Two police officers have appeared in court accused of burglary, kidnap and false imprisonment after a judge granted the alleged victim the right to bring a rare private prosecution.
Sergeant Gareth Blackburn, 38, and Detective Constable Stephen MacDonald, 42, were summonsed to appear before Westminster Magistrates Court to face a string of allegations related to an arrest they made on a man suspected of harassing a colleague in September 2008.
Former aircraft engineer Michael Doherty, 40, claimed the officers turned up at his house at 6.30am, smashed down his door with a battering ram in front of his terrified family, before handcuffing him and dragging him to the police station.

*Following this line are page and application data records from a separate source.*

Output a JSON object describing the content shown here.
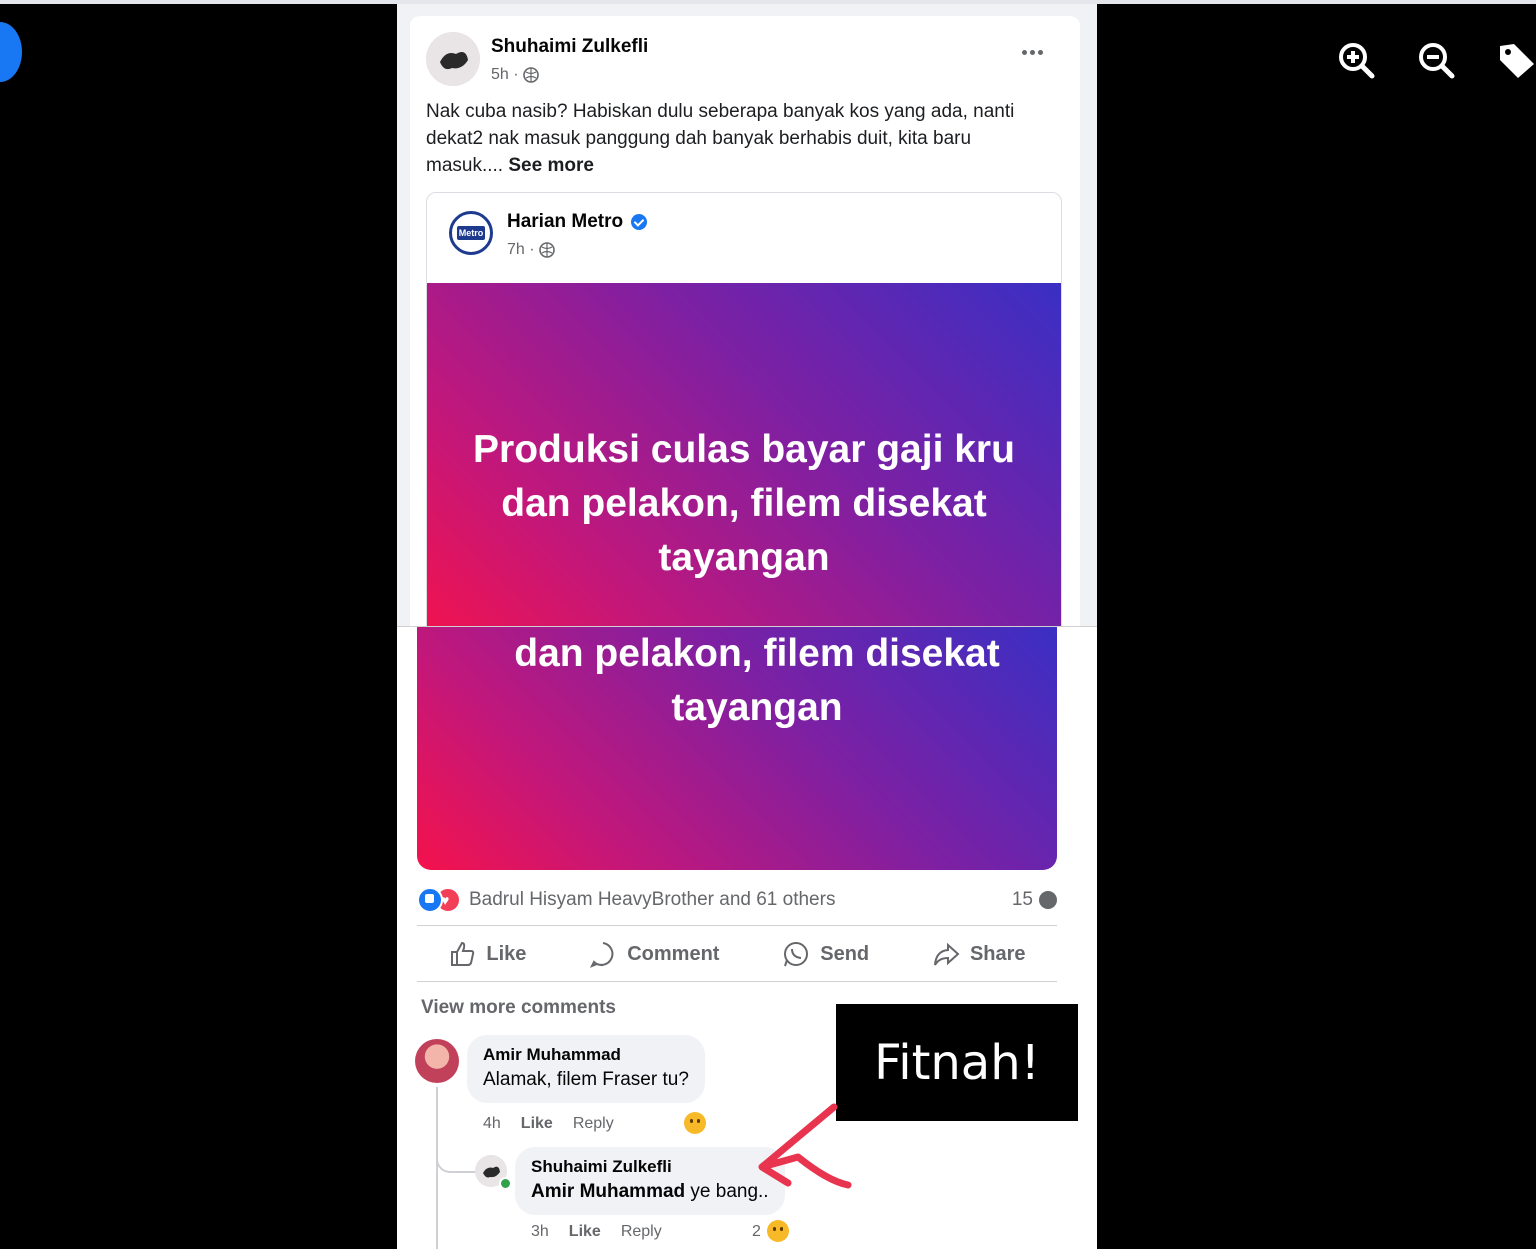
{
  "viewer": {
    "tools": [
      {
        "name": "zoom-in-icon"
      },
      {
        "name": "zoom-out-icon"
      },
      {
        "name": "tag-icon"
      }
    ]
  },
  "post": {
    "author": "Shuhaimi Zulkefli",
    "time": "5h ·",
    "text": "Nak cuba nasib? Habiskan dulu seberapa banyak kos yang ada, nanti dekat2 nak masuk panggung dah banyak berhabis duit, kita baru masuk....",
    "see_more": "See more"
  },
  "shared": {
    "page_name": "Harian Metro",
    "logo_text": "Metro",
    "time": "7h ·",
    "headline": "Produksi culas bayar gaji kru dan pelakon, filem disekat tayangan",
    "headline_lower": "dan pelakon, filem disekat tayangan"
  },
  "reactions": {
    "names": "Badrul Hisyam HeavyBrother and 61 others",
    "comment_count": "15"
  },
  "actions": {
    "like": "Like",
    "comment": "Comment",
    "send": "Send",
    "share": "Share"
  },
  "comments": {
    "view_more": "View more comments",
    "c1": {
      "name": "Amir Muhammad",
      "text": "Alamak, filem Fraser tu?",
      "time": "4h",
      "like": "Like",
      "reply": "Reply"
    },
    "c2": {
      "name": "Shuhaimi Zulkefli",
      "mention": "Amir Muhammad",
      "text": " ye bang..",
      "time": "3h",
      "like": "Like",
      "reply": "Reply",
      "reaction_count": "2"
    }
  },
  "annotation": {
    "label": "Fitnah!",
    "arrow_color": "#e8344e"
  }
}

Mr Doherty was granted permission to bring the case by a district judge who also ordered that both Metropolitan Police officers attend yesterday’s preliminary hearing.
The origins of the case date back to 2008 when Mr Doherty made a serious allegation to the police in Hillingdon, West London.
Frustrated at what he considered was a lack of progress in the investigation, Mr Doherty made a number of phone calls to his local police station.
He was subsequently accused of harassing a civilian police worker at the station, and the two officers arrived at his home to investigate the complaint.
When Mr Doherty refused to let the officers into his home, he alleges they broke down his door and forcibly took him into custody.
Mr Doherty was later cleared of all charges but applied for permission to bring a private prosecution against the arresting officers.
The summons issued by District Judge Deborah Wright at Uxbridge Magistrates last month, stated that the two officers were accused of trespass and an attempt to inflict grievous bodily harm on the home owner.
The summons aid: “You were on the property as a trespasser and you threatened to smash down a glass-panelled door which the homeowner was holding closed.
“You threatened and used a battering ram to support your threat of violence. The occupants were caused fear for their personal safety.
“You wilfully failed to perform your duty to such a degree that it amounted to an abuse of the public trust which had been placed in you.”
The summons also stated that the officers were alleged to have carried Mr Doherty away without any lawful authority.
“There was no consent from the victim and you used unlawful violence to carry out this kidnap,” the document stated.
It went on: “You were tasked to carry out enquiries into allegations of harassment, however when lawfully refused entry to the home of Mr Doherty you did without lawful authority force entry into their private home.”
It is extremely rare for a summons to be issued against police officers as part of a private prosecution.
Criminal cases are usually brought by the Crown Prosecution Service, but people can pursue their own actions under the Prosecution of Offences Act 1985.
Both police officers, who remain on full duties, are due to appear before Southwark Crown Court on October 19 for a Plea and Case Management Hearing.